How risky is a drink during pregnancy? iStockphoto.com
When a woman drinks heavily during pregnancy, it can cause profound damage to her unborn child.
Nobody knows how much alcohol, if any, is safe, so the U.S. surgeon general and the Centers for Disease Control and Prevention advise women to abstain from drinking throughout pregnancy to avoid physical and mental birth defects.
But here and elsewhere, even conscientious pregnant women have been known to have an occasional beer or glass of wine while carrying a child. How risky is that?

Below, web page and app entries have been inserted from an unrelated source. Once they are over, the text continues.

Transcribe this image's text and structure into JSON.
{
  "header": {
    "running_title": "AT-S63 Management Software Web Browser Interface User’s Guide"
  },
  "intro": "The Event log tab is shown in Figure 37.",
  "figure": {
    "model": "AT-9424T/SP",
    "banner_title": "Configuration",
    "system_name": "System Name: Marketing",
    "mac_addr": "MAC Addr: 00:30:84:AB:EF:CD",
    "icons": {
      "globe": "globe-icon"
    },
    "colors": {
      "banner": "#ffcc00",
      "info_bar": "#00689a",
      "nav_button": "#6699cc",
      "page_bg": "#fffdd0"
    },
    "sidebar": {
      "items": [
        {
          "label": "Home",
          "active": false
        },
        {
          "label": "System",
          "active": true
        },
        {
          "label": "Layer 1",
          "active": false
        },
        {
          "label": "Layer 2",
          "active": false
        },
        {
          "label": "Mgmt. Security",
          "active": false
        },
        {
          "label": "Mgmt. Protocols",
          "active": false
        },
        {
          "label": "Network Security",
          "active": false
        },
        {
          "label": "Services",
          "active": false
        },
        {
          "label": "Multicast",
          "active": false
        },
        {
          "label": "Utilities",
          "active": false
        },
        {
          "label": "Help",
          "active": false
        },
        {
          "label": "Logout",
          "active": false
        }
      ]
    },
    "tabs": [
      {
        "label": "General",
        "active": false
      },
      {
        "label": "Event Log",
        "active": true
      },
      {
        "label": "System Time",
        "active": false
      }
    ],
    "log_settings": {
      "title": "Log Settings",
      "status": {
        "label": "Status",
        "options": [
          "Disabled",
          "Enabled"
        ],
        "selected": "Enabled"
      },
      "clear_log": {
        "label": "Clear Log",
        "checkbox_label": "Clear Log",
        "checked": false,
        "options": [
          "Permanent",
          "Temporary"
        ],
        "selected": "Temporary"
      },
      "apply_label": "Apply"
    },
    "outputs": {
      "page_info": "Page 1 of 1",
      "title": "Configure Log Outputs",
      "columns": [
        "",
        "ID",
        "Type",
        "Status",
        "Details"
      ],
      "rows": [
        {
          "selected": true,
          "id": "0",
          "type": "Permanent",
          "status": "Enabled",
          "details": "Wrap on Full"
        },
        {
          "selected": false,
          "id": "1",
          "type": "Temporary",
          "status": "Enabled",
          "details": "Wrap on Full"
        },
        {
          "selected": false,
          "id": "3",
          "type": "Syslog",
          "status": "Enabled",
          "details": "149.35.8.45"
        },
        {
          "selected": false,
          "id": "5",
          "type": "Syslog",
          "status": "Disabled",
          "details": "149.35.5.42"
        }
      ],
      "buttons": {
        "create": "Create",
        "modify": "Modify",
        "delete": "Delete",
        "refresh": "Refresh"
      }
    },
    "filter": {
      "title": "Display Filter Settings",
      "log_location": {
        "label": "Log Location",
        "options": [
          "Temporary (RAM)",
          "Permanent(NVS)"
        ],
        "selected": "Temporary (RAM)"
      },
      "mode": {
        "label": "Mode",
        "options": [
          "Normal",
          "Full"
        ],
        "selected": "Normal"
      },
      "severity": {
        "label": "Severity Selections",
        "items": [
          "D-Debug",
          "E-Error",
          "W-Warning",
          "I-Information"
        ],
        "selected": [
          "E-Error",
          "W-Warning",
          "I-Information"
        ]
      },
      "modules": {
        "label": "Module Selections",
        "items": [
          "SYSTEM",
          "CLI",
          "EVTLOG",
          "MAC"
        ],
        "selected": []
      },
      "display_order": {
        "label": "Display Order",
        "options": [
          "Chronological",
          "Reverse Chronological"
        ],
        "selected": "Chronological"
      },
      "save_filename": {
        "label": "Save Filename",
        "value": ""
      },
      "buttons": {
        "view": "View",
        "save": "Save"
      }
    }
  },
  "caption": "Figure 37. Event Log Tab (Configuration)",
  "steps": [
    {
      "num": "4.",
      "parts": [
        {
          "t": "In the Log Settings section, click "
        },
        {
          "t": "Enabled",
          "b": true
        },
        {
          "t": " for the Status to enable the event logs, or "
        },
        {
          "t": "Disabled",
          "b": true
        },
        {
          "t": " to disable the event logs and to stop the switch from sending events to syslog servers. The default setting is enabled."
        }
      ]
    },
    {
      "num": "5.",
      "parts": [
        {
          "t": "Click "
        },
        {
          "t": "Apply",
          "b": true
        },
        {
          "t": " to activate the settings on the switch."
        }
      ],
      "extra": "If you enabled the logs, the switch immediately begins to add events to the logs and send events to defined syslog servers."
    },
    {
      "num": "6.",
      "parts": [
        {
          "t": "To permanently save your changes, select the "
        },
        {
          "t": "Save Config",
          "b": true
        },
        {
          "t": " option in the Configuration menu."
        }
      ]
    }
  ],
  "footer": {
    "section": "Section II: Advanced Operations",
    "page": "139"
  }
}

Research funded by the CDC and conducted in Denmark is shedding some light on the question, though there's no definitive answer just yet. Still, the results suggest that light drinking (one to four drinks a week) and even moderate imbibing (five to eight drinks) may be OK. Even occasional binge drinking (five or more drinks in a single session) didn't appear to be tied to developmental issues.

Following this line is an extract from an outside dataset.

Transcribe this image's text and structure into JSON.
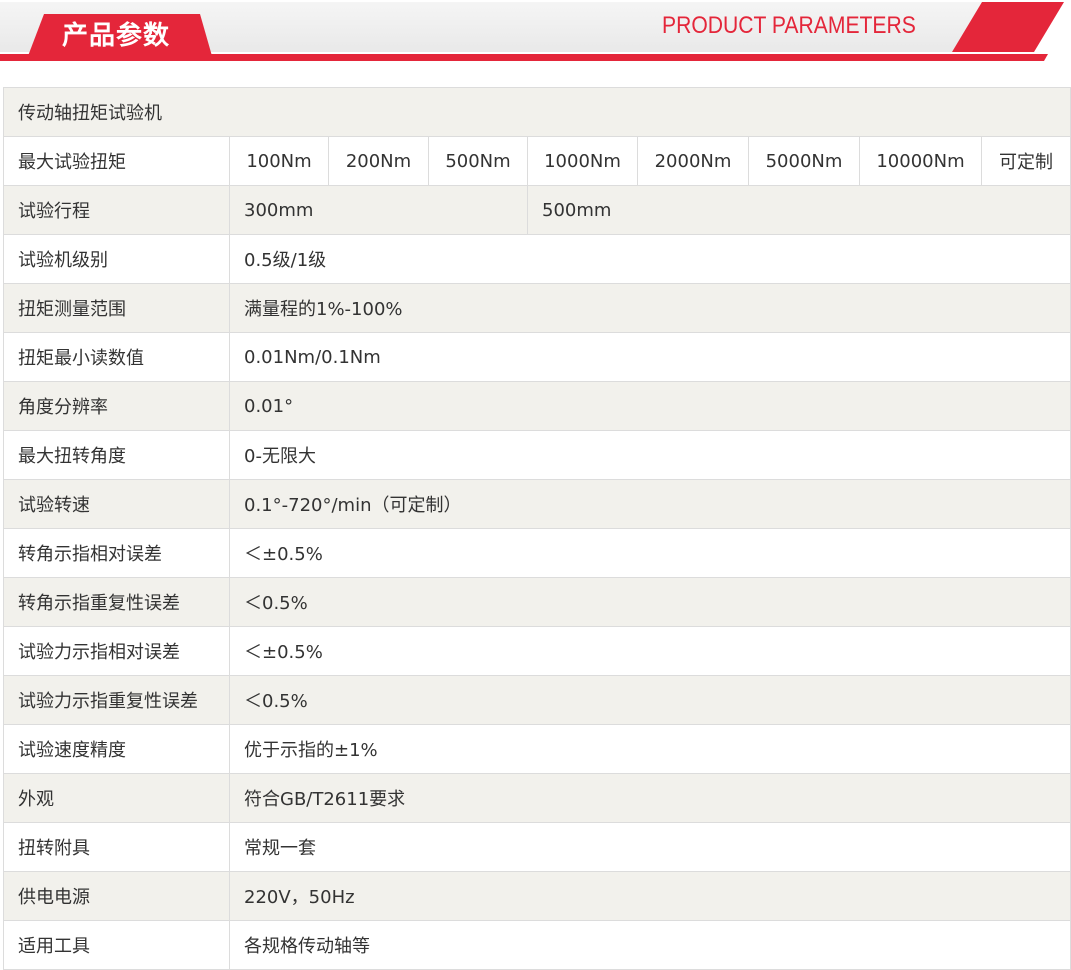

The researchers measured the IQs, attention spans and decision-making of more than 1,600 5-year-olds and compared them with the drinking habits of the moms in early pregnancy. The women were asked about their drinking and underwent a battery of psychological tests when their kids were 5, too.

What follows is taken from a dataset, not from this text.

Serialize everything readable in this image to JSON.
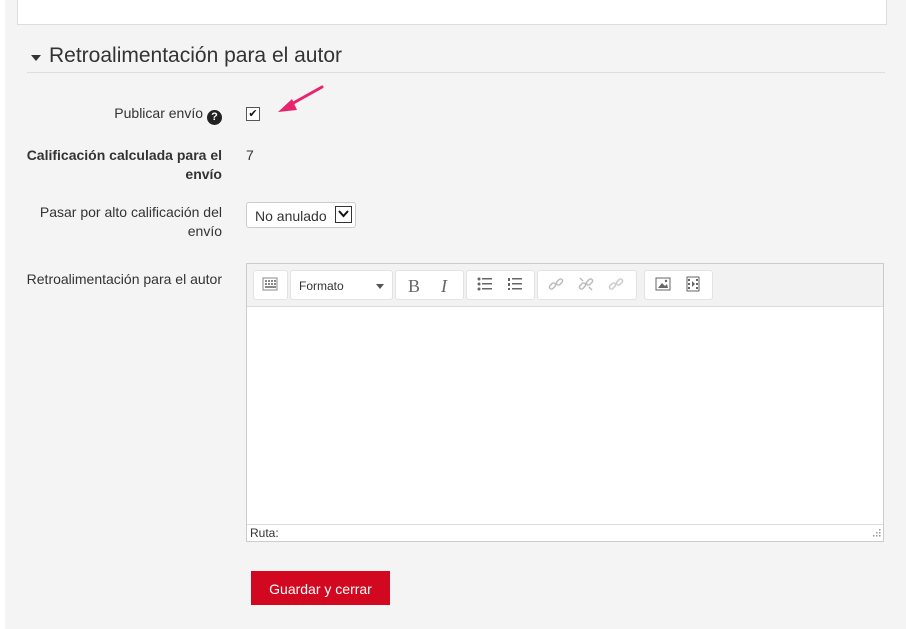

In case you are wondering, women in Denmark didn't generally consider drinking a little during pregnancy to be a health concern at the time the data for the study were collected (2003 to 2008).
There was a wide range of drinking behavior, with a little less than half of women refraining from alcohol. The next biggest group had 1-4 drinks a week. About 175 women had 5 to 8 drinks a week. Only 20 of them drank 9 or more alcoholic beverages in a week.
So what's the bottom line? The researchers wrote:
"We found no significant association of low to moderate average weekly alcohol consumption, and any binge drinking, during early to mid pregnancy with the neurodevelopment of children at the age of 5 years."
Now there are lots of caveats, as the researchers note in a collection of papers just published in BJOG: An International Journal of Obstetrics & Gynaecology. It's possible, for instance, that the testing didn't detect subtle changes in the development of the kids. Or it might be that some alcohol-related changes might not become apparent until later in life.
While the findings are reassuring, they shouldn't be read as a free pass for drinking while pregnant. "The danger of it is that people consider it definitive research and definitive reassurance that any alcohol use, including binge drinking, during pregnancy is innocuous," says Janet Williams, a pediatrician at the University of Texas Health Science Center in San Antonio.
Alcohol, she tells Shots, is generally recognized as the No. 1 preventable cause of birth abnormalities, ranging from physical to cognitive problems. And these new papers prompt more questions than answers, she says. "The safest conclusion is that no drinking causes no fetal alcohol effects," says Williams, the immediate past chair of the American Academy of Pediatrics' committee on substance abuse.
The Danish researchers concur, writing that "it remains the most conservative advice for women to abstain from alcohol during pregnancy." But, they also say, "small quantities consumed occasionally in pregnancy do not appear to pose serious issues" for the key areas of neurological development they investigated.